- It helps to bring stability in price level and analyses fluctuations in business activities. It suggests policy measures to control inflation and deflation.
- It explains factors which determine balance of payments. At the same time, it identifies causes of deficit in balance of payments and suggests remedial measures.
- It helps to solve economic problems like poverty, unemployment, inflation, deflation etc., whose solution is possible at macro level only (in other words, at the level of the whole economy).
- With a detailed knowledge of the functioning of an economy at macro level, it has been possible to formulate correct economic policies and also coordinate international economic policies.
- Last but not least, macroeconomic theory has saved us from the dangers of application of microeconomic theory to the problems that require us to look at the economy as a whole.
History of Macroeconomics
- While the term “macroeconomics” is not all that old (going back to the 1940s), many of the core concepts in macroeconomics have been the focus of study for much longer. Topics like unemployment, prices, growth, and trade have concerned economists almost from the very beginning of the discipline, though their study has become much more focused and specialized through the 20th and 21st centuries. Elements of earlier work from the likes of Adam Smith andJohn Stuart Mill clearly addressed issues that would now be recognized as the domain of macroeconomics.
- Macroeconomics, as it is in its modern form, is often defined as starting withJohn Maynard Keynes and the publication of his book The General Theory of Employment, Interest, and Money in 1936. Keynes offered an explanation for the fallout from the Great Depression, when goods remained unsold and workers unemployed. Keynes’s theory attempted to explain why markets may not clear.
- Prior to the popularization of Keynes’ theories, economists did not generally differentiate between micro- and macroeconomics. The same microeconomic laws of supply and demand that operate in individual goods markets were understood to interact between individuals markets to bring the economy into ageneral equilibrium, as described by Leon Walras. The link between goods markets and large-scale financial variables such as price levels and interest rates was explained through the unique role that money plays in the economy as a medium of exchange by economists such as Knut Wicksell, Irving Fisher, and Ludwig von Mises.

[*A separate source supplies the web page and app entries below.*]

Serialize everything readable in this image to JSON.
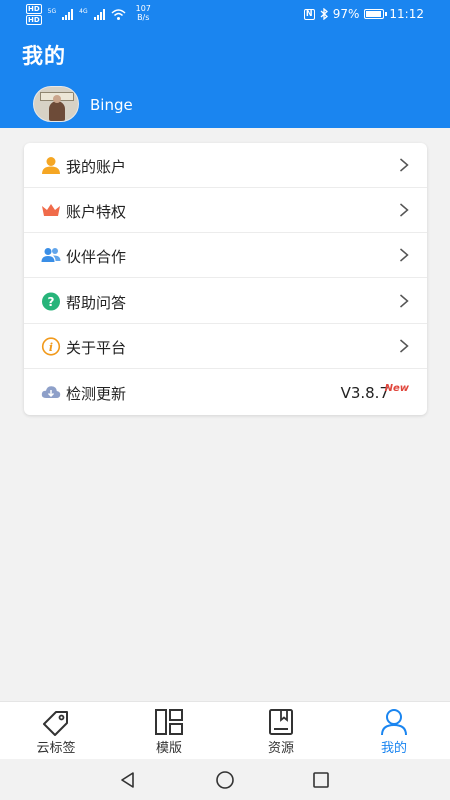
{
  "status_bar": {
    "hd1": "HD",
    "hd2": "HD",
    "net1": "5G",
    "net2": "4G",
    "speed_value": "107",
    "speed_unit": "B/s",
    "battery": "97%",
    "battery_level": 0.97,
    "time": "11:12"
  },
  "header": {
    "title": "我的",
    "username": "Binge"
  },
  "menu": [
    {
      "label": "我的账户",
      "icon": "user-icon",
      "color": "#f5a623"
    },
    {
      "label": "账户特权",
      "icon": "crown-icon",
      "color": "#f06b4a"
    },
    {
      "label": "伙伴合作",
      "icon": "partners-icon",
      "color": "#3a8ee6"
    },
    {
      "label": "帮助问答",
      "icon": "question-icon",
      "color": "#27b47a"
    },
    {
      "label": "关于平台",
      "icon": "info-icon",
      "color": "#f19a1c"
    },
    {
      "label": "检测更新",
      "icon": "cloud-download-icon",
      "color": "#8ea0c9"
    }
  ],
  "update": {
    "version": "V3.8.7",
    "badge": "New"
  },
  "tabs": [
    {
      "label": "云标签",
      "icon": "tag-icon"
    },
    {
      "label": "模版",
      "icon": "template-icon"
    },
    {
      "label": "资源",
      "icon": "resource-icon"
    },
    {
      "label": "我的",
      "icon": "profile-icon",
      "active": true
    }
  ],
  "colors": {
    "brand": "#1a85f0",
    "background": "#f2f2f2"
  }
}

- Throughout the 20th century, Keynesian economics, as Keynes’ theories became known, diverged into several other schools of thought.